Rural African women, who collect baobab fruit for a living, are given training in how to grow and nurture young baobab trees. Baobab seedlings are grown in home gardens until the trees are strong enough to survive being planted out. Trees are planted around homesteads and villages at a position chosen by the Baobab Guardians themselves. The location of each planted tree is recorded on a GPS so that the trees can be monitored. To ensure their survive during their most vulnerable period, each tree is looked after by its Guardian until it reaches 3 meters in height. At this height it will be safe from browsing and can survive on its own. The condition, height and diameter of each tree is recorded annually by the Guardians under the direction of Dr. Sarah Venter (Baobab Ecologist).
Support is given to the Baobab Guardians during the full length of the project period. This is done through training, mentorship and progress payments. Training curriculum focuses on the conservation and ecology of baobabs in a broad sense and then practical methods of germinating, growing and planting trees. The training, support and mentorship of the Guardians is done by Dr. Sarah Venter together with Venda-speaking experts in forestry and nursery practice. Furthermore, Baobab Guardians are given progress payments to encourage them to protect the trees from browsing and other damage and to keep the trees constantly watered.
Once a Guardian’s tree has reached its target 3-meter height, the Guardian will receive a beautiful framed certificate. It is expected that the certificate will be displayed on the wall or mantle-piece and thus encourage the Guardian to share their story with their friends, visitors and families. In this way precipitating a “culture of caring” and encouraging other people to plant baobab trees as well.

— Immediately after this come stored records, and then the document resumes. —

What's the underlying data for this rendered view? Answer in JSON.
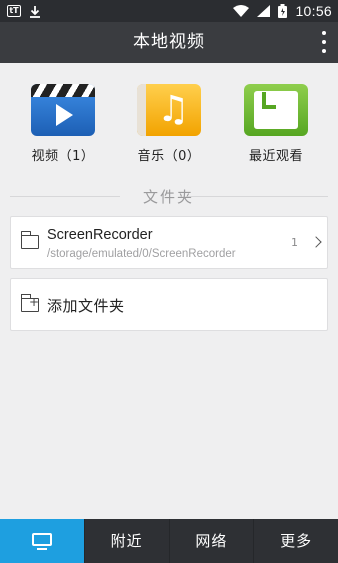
{
  "status_bar": {
    "left_icons": [
      "tt-icon",
      "download-icon"
    ],
    "time": "10:56"
  },
  "header": {
    "title": "本地视频"
  },
  "categories": [
    {
      "label": "视频（1）",
      "icon": "video-clapper-icon"
    },
    {
      "label": "音乐（0）",
      "icon": "music-note-icon"
    },
    {
      "label": "最近观看",
      "icon": "recent-clock-icon"
    }
  ],
  "section": {
    "title": "文件夹"
  },
  "folders": [
    {
      "name": "ScreenRecorder",
      "path": "/storage/emulated/0/ScreenRecorder",
      "count": "1"
    }
  ],
  "add_folder": {
    "label": "添加文件夹"
  },
  "bottom_nav": {
    "items": [
      {
        "label": "",
        "icon": "tv-icon",
        "active": true
      },
      {
        "label": "附近"
      },
      {
        "label": "网络"
      },
      {
        "label": "更多"
      }
    ]
  },
  "colors": {
    "accent": "#1e9fe0",
    "title_bar": "#3a3c40",
    "background": "#efeff0"
  }
}
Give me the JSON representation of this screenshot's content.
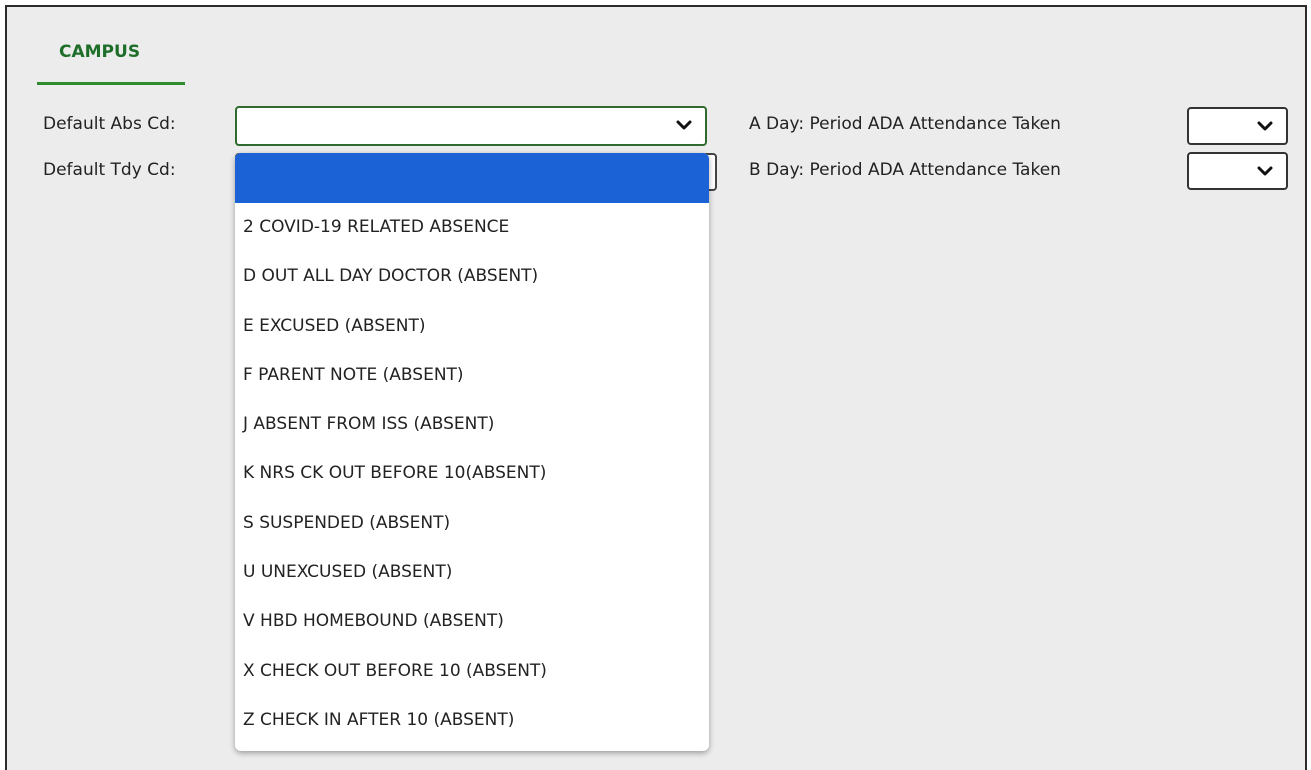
{
  "tab": {
    "label": "CAMPUS"
  },
  "form": {
    "default_abs_label": "Default Abs Cd:",
    "default_tdy_label": "Default Tdy Cd:",
    "a_day_label": "A Day: Period ADA Attendance Taken",
    "b_day_label": "B Day: Period ADA Attendance Taken",
    "default_abs_value": "",
    "default_tdy_value": ""
  },
  "dropdown": {
    "options": [
      "2 COVID-19 RELATED ABSENCE",
      "D OUT ALL DAY DOCTOR (ABSENT)",
      "E EXCUSED (ABSENT)",
      "F PARENT NOTE (ABSENT)",
      "J ABSENT FROM ISS (ABSENT)",
      "K NRS CK OUT BEFORE 10(ABSENT)",
      "S SUSPENDED (ABSENT)",
      "U UNEXCUSED (ABSENT)",
      "V HBD HOMEBOUND (ABSENT)",
      "X CHECK OUT BEFORE 10 (ABSENT)",
      "Z CHECK IN AFTER 10 (ABSENT)"
    ]
  },
  "colors": {
    "tab_accent": "#2e8b2e",
    "selected_option": "#1a62d6",
    "focus_border": "#2f6b2f"
  }
}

Baobabs are an iconic, very long-lived, African savanna tree species known throughout their range as a source of food, fibre and medicine. Baobab products have been traded for hundreds of years around African and recently fruit derivatives (powder and oil) are sold on global markets. Thus the understanding of their population size, recruitment, mortality, fruit production and general ecology is very important to ensure that the resource is sustainably used and that any threats to their populations can be dealt with quickly and appropriately.
Baobab Research Projects:
2.1 Baobab Pollination biology project: The pollination of baobab flowers is a poorly studied. Although baobab flowers are known to be bat pollinated in many parts of Africa, but in other areas hawkmoths are known to be the primary pollinators. It is very important to understand what pollinates baobab flowers and what may be influencing their movements and survival as any change in the pollinator behaviour will have implications for the survival of the species into the future. Baobab pollination research is co-ordinated by the Baobab Foundation works in collaboration with the University of the Witwatersrand, University of Wisconsin-Madison, Texas Tech University and the University of Venda.
2.2 Baobab Population ecology project: The Baobab Foundation conducts and supports long-term research into the structure of baobab populations around Africa. The focal research being at Musina Nature Reserve where now 30 years of data has been collected in ongoing monitoring. The data indicates changes in recruitment, mortality, size-class structure and density of baobabs in an elephant-free area.
2.3 Long-term growth research project: Research into the growth of baobabs was started in 1913 on Skelmwater, a research plot in the Limpopo province. The Baobab Foundation, working with other baobab researchers and visiting researchers, continue annual monitoring of the site.
2.4 Long-term fruit production monitoring project: Data on annual fruit production of a population of baobabs in northern Vhembe District was started in 2006. The Baobab Foundation engages with communities living in the area to collect the data and share information on fluctuations in fruit production. Long-term data will indicate regional, annual and between tree variation of fruit production.
3. Environmental Education
There is a huge amount of knowledge available on baobabs, but this information is inaccessible to the general public as it is mostly found in academic papers and articles. Furthermore, much of the information available on the internet is inaccurate. Thus, the Baobab Foundation has produced a well written, factual and easy to read information booklet that describes the ecology, distribution, taxonomy, uses, conservation importance and spiritual significance of baobabs. The booklet is given to the Baobab Guardians as part of their training as well as distributed local schools and conservation and tourism organisations and community leaders.
To create a wider awareness of the conservation of baobab trees, local Primary and Secondary schools are visited and Conservation Awareness events are arranged for the community, local traditional leadership and government officials.
4. Pre-School Support Programme
Women in rural villages are busy, on a daily basis, with tasks such as growing crops, trading in small goods, wild-harvesting foods and collecting firewood and water. Often, their work takes them away from the village and it’s not always practical or safe to keep their very young children with them. It therefore becomes the task of one or two other village women to care for young children and so informal pre-schools are set up.
These very small children require good food, a warm, clean and cosy place to nap, toys and safe play areas – but the reality is many of these pre-schools are little more than hard concrete floors surrounded by dusty unfenced grounds and at best, an old car tyre to play with.
In addition, the women who are the carers do not have a background in early childhood development and therefore the young children are not properly prepared by the time they get to school-going age.
The Pre-school Programme identifies under-resourced pre-schools in the areas where baobab harvesters live. The support that is given to the pre-schools is determined by their individual needs.